The report covers factors including: Islamist terrorism; criminal networks and trafficking (of arms, drugs, cigarettes, and vehicles); and Tuareg rebellions against the Malian government. It also considers state weakness, including the weakness of state security structures in the north, and the role of neighbouring countries, ECOWAS, the AU and other international actors.
Practical recommendations in the literature include:
- Adopt a burden-sharing and a multi-tiered approach that builds on the strengths of different actors
- Support livelihoods and integrate Tuareg concerns over land and livelihood opportunities through inclusive political engagement
- Seek to weaken incrementally the criminal networks in Mali’s north through coherent international support for regional cooperation

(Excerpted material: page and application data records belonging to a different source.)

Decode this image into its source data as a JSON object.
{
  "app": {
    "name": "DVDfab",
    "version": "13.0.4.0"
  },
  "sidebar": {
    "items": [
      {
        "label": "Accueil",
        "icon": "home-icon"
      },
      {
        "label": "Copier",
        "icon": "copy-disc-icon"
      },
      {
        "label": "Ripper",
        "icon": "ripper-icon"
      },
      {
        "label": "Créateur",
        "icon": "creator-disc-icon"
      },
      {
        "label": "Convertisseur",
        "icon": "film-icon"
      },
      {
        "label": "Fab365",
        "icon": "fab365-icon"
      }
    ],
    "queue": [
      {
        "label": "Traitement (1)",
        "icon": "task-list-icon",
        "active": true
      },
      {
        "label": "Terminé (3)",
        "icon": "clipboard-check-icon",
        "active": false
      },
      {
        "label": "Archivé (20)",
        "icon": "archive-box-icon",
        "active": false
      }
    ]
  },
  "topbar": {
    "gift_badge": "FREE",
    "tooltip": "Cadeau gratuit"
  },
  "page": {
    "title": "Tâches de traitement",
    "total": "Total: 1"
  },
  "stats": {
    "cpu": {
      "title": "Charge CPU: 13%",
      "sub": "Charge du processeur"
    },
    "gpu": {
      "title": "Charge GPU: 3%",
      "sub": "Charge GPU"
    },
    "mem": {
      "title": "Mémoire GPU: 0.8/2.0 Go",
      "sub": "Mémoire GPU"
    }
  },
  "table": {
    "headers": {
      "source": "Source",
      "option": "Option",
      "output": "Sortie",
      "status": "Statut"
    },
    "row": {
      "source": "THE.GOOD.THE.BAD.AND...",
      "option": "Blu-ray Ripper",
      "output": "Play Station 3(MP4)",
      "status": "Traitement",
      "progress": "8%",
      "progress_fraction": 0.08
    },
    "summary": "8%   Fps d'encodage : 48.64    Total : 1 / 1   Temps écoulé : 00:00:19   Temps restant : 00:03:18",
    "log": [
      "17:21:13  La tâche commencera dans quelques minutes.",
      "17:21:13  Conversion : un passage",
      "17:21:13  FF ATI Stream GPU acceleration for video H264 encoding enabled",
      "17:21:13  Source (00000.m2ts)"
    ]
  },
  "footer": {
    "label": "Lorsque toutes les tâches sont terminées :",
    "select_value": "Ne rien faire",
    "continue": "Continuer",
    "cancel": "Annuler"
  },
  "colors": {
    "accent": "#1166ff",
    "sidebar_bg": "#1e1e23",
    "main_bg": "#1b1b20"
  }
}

- Establish a common position on ransom payments
- Consider joint anti-terrorism and development policies aiming to strengthen the state’s operational capacity to deliver security and development
- Draw on traditional conflict-management mechanisms, such as inter-community and inter-clan solidarity systems
- Be sensitive to historical tensions between the Hausa and Tuareg ethnic groups.